◆ Records provided:
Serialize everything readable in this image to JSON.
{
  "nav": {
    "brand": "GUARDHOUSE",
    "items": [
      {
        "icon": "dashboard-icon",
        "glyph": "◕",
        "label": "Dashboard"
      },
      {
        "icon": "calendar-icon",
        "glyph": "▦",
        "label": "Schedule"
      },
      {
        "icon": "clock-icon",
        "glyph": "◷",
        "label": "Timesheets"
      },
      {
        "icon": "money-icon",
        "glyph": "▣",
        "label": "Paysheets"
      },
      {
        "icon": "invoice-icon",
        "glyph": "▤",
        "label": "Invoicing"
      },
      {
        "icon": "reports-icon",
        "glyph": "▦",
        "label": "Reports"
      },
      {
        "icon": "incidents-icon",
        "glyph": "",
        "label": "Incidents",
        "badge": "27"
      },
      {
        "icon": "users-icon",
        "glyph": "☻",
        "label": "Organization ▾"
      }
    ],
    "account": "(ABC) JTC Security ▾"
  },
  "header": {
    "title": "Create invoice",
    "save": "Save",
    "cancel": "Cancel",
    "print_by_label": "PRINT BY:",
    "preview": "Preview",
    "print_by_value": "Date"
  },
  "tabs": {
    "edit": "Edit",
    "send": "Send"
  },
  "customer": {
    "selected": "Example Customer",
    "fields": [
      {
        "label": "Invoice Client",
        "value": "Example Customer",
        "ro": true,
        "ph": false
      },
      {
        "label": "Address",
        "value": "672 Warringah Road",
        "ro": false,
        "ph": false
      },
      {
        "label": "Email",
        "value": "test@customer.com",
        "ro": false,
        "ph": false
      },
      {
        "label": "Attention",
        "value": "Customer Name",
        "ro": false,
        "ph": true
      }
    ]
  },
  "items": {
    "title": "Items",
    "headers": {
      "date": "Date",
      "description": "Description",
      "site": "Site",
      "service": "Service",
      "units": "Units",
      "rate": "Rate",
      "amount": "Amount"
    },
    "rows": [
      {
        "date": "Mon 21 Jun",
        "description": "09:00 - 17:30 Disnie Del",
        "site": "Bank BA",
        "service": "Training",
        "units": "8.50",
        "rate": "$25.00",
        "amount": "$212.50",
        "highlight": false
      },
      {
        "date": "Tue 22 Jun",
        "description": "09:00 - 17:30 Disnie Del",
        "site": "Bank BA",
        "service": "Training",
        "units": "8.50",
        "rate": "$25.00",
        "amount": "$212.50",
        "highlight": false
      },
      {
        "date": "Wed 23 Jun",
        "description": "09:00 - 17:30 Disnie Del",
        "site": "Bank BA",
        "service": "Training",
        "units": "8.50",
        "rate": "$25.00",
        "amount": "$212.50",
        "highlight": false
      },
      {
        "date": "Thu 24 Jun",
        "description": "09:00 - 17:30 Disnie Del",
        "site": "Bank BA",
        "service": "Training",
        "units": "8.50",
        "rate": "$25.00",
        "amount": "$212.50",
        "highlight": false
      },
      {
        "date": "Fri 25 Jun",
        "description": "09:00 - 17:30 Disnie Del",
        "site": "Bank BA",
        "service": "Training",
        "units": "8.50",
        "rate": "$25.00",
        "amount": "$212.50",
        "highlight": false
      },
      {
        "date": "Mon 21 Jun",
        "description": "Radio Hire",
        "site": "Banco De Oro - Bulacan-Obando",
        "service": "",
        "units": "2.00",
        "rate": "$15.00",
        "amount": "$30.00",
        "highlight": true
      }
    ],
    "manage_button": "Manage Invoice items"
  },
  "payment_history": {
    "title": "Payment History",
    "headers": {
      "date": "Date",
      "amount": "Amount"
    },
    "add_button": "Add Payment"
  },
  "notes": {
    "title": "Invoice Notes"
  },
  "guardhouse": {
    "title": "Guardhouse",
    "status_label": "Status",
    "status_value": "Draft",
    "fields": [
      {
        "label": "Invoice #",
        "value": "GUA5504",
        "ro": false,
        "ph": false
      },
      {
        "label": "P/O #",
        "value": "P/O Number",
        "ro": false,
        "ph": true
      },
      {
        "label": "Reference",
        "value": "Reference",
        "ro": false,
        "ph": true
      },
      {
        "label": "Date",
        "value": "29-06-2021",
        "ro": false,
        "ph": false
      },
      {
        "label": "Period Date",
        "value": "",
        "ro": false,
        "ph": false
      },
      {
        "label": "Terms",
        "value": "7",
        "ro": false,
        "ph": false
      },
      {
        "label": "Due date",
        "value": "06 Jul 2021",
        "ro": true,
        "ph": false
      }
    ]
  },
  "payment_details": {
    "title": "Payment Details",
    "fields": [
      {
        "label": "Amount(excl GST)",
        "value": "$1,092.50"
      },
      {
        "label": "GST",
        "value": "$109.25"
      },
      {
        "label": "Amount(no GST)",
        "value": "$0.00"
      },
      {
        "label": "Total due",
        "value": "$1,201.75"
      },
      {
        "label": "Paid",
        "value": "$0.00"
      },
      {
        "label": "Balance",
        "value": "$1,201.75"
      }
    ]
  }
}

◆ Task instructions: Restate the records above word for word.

◆ Solution for this task:
Serialize everything readable in this image to JSON.
{
  "nav": {
    "brand": "GUARDHOUSE",
    "items": [
      {
        "icon": "dashboard-icon",
        "glyph": "◕",
        "label": "Dashboard"
      },
      {
        "icon": "calendar-icon",
        "glyph": "▦",
        "label": "Schedule"
      },
      {
        "icon": "clock-icon",
        "glyph": "◷",
        "label": "Timesheets"
      },
      {
        "icon": "money-icon",
        "glyph": "▣",
        "label": "Paysheets"
      },
      {
        "icon": "invoice-icon",
        "glyph": "▤",
        "label": "Invoicing"
      },
      {
        "icon": "reports-icon",
        "glyph": "▦",
        "label": "Reports"
      },
      {
        "icon": "incidents-icon",
        "glyph": "",
        "label": "Incidents",
        "badge": "27"
      },
      {
        "icon": "users-icon",
        "glyph": "☻",
        "label": "Organization ▾"
      }
    ],
    "account": "(ABC) JTC Security ▾"
  },
  "header": {
    "title": "Create invoice",
    "save": "Save",
    "cancel": "Cancel",
    "print_by_label": "PRINT BY:",
    "preview": "Preview",
    "print_by_value": "Date"
  },
  "tabs": {
    "edit": "Edit",
    "send": "Send"
  },
  "customer": {
    "selected": "Example Customer",
    "fields": [
      {
        "label": "Invoice Client",
        "value": "Example Customer",
        "ro": true,
        "ph": false
      },
      {
        "label": "Address",
        "value": "672 Warringah Road",
        "ro": false,
        "ph": false
      },
      {
        "label": "Email",
        "value": "test@customer.com",
        "ro": false,
        "ph": false
      },
      {
        "label": "Attention",
        "value": "Customer Name",
        "ro": false,
        "ph": true
      }
    ]
  },
  "items": {
    "title": "Items",
    "headers": {
      "date": "Date",
      "description": "Description",
      "site": "Site",
      "service": "Service",
      "units": "Units",
      "rate": "Rate",
      "amount": "Amount"
    },
    "rows": [
      {
        "date": "Mon 21 Jun",
        "description": "09:00 - 17:30 Disnie Del",
        "site": "Bank BA",
        "service": "Training",
        "units": "8.50",
        "rate": "$25.00",
        "amount": "$212.50",
        "highlight": false
      },
      {
        "date": "Tue 22 Jun",
        "description": "09:00 - 17:30 Disnie Del",
        "site": "Bank BA",
        "service": "Training",
        "units": "8.50",
        "rate": "$25.00",
        "amount": "$212.50",
        "highlight": false
      },
      {
        "date": "Wed 23 Jun",
        "description": "09:00 - 17:30 Disnie Del",
        "site": "Bank BA",
        "service": "Training",
        "units": "8.50",
        "rate": "$25.00",
        "amount": "$212.50",
        "highlight": false
      },
      {
        "date": "Thu 24 Jun",
        "description": "09:00 - 17:30 Disnie Del",
        "site": "Bank BA",
        "service": "Training",
        "units": "8.50",
        "rate": "$25.00",
        "amount": "$212.50",
        "highlight": false
      },
      {
        "date": "Fri 25 Jun",
        "description": "09:00 - 17:30 Disnie Del",
        "site": "Bank BA",
        "service": "Training",
        "units": "8.50",
        "rate": "$25.00",
        "amount": "$212.50",
        "highlight": false
      },
      {
        "date": "Mon 21 Jun",
        "description": "Radio Hire",
        "site": "Banco De Oro - Bulacan-Obando",
        "service": "",
        "units": "2.00",
        "rate": "$15.00",
        "amount": "$30.00",
        "highlight": true
      }
    ],
    "manage_button": "Manage Invoice items"
  },
  "payment_history": {
    "title": "Payment History",
    "headers": {
      "date": "Date",
      "amount": "Amount"
    },
    "add_button": "Add Payment"
  },
  "notes": {
    "title": "Invoice Notes"
  },
  "guardhouse": {
    "title": "Guardhouse",
    "status_label": "Status",
    "status_value": "Draft",
    "fields": [
      {
        "label": "Invoice #",
        "value": "GUA5504",
        "ro": false,
        "ph": false
      },
      {
        "label": "P/O #",
        "value": "P/O Number",
        "ro": false,
        "ph": true
      },
      {
        "label": "Reference",
        "value": "Reference",
        "ro": false,
        "ph": true
      },
      {
        "label": "Date",
        "value": "29-06-2021",
        "ro": false,
        "ph": false
      },
      {
        "label": "Period Date",
        "value": "",
        "ro": false,
        "ph": false
      },
      {
        "label": "Terms",
        "value": "7",
        "ro": false,
        "ph": false
      },
      {
        "label": "Due date",
        "value": "06 Jul 2021",
        "ro": true,
        "ph": false
      }
    ]
  },
  "payment_details": {
    "title": "Payment Details",
    "fields": [
      {
        "label": "Amount(excl GST)",
        "value": "$1,092.50"
      },
      {
        "label": "GST",
        "value": "$109.25"
      },
      {
        "label": "Amount(no GST)",
        "value": "$0.00"
      },
      {
        "label": "Total due",
        "value": "$1,201.75"
      },
      {
        "label": "Paid",
        "value": "$0.00"
      },
      {
        "label": "Balance",
        "value": "$1,201.75"
      }
    ]
  }
}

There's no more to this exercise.